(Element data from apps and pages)
:::
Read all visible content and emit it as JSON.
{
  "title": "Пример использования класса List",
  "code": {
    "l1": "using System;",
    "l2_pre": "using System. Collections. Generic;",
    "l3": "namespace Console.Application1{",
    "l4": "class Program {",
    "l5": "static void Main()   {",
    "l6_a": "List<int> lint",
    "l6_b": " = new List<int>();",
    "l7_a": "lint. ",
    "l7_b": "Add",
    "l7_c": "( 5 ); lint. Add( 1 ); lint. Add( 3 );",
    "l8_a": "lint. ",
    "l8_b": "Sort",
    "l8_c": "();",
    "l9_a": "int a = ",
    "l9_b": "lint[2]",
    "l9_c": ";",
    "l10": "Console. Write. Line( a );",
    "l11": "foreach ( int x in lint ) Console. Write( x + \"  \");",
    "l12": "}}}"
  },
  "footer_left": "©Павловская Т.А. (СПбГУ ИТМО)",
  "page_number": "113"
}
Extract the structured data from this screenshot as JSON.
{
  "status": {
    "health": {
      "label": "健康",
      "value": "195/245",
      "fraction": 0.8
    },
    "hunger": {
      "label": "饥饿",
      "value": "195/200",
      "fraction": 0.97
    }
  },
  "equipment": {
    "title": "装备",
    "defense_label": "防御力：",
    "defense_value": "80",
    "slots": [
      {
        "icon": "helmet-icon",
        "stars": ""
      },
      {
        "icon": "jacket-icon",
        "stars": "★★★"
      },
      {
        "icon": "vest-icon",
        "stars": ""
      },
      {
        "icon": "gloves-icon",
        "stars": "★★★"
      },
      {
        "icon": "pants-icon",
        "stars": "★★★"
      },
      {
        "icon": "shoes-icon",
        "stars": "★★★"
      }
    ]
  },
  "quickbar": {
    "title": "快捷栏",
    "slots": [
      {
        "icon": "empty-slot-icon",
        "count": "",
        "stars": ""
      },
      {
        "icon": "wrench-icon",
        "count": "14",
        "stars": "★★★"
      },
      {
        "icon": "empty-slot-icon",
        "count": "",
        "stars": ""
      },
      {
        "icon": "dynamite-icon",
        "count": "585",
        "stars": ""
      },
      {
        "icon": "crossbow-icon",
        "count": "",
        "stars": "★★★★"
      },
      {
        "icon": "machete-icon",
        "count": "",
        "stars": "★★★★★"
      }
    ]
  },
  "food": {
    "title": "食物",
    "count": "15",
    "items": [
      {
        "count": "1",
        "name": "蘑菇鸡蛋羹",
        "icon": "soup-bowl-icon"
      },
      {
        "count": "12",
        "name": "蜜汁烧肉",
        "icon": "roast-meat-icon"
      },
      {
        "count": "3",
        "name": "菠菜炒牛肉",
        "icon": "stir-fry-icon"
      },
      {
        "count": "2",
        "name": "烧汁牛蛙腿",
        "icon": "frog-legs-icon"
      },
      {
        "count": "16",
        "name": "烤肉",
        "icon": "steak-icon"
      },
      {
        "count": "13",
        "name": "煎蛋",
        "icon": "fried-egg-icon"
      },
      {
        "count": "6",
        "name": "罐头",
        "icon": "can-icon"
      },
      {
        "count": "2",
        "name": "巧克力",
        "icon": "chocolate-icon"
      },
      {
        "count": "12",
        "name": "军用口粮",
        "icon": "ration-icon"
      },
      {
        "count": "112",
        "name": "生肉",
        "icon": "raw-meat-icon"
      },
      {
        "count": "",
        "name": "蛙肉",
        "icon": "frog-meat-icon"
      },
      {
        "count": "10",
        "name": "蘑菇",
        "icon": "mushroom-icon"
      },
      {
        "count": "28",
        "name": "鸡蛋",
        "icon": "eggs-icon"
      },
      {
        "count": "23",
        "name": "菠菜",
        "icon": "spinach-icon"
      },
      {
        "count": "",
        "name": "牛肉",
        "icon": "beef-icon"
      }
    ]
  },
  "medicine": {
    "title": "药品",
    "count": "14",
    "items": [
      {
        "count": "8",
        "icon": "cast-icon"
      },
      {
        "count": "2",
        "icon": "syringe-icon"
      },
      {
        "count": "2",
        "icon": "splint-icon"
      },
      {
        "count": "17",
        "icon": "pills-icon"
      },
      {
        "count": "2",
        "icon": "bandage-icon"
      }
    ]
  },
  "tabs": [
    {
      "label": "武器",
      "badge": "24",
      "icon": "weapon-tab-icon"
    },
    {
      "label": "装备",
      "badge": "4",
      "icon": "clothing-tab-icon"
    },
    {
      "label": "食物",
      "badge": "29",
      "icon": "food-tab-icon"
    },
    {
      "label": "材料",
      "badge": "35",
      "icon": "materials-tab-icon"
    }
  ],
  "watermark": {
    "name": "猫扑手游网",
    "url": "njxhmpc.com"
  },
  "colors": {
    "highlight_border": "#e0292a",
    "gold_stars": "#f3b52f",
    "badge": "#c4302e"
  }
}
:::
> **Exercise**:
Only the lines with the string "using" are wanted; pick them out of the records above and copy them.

> **Exercise response**:
    "l1": "using System;",
    "l2_pre": "using System. Collections. Generic;",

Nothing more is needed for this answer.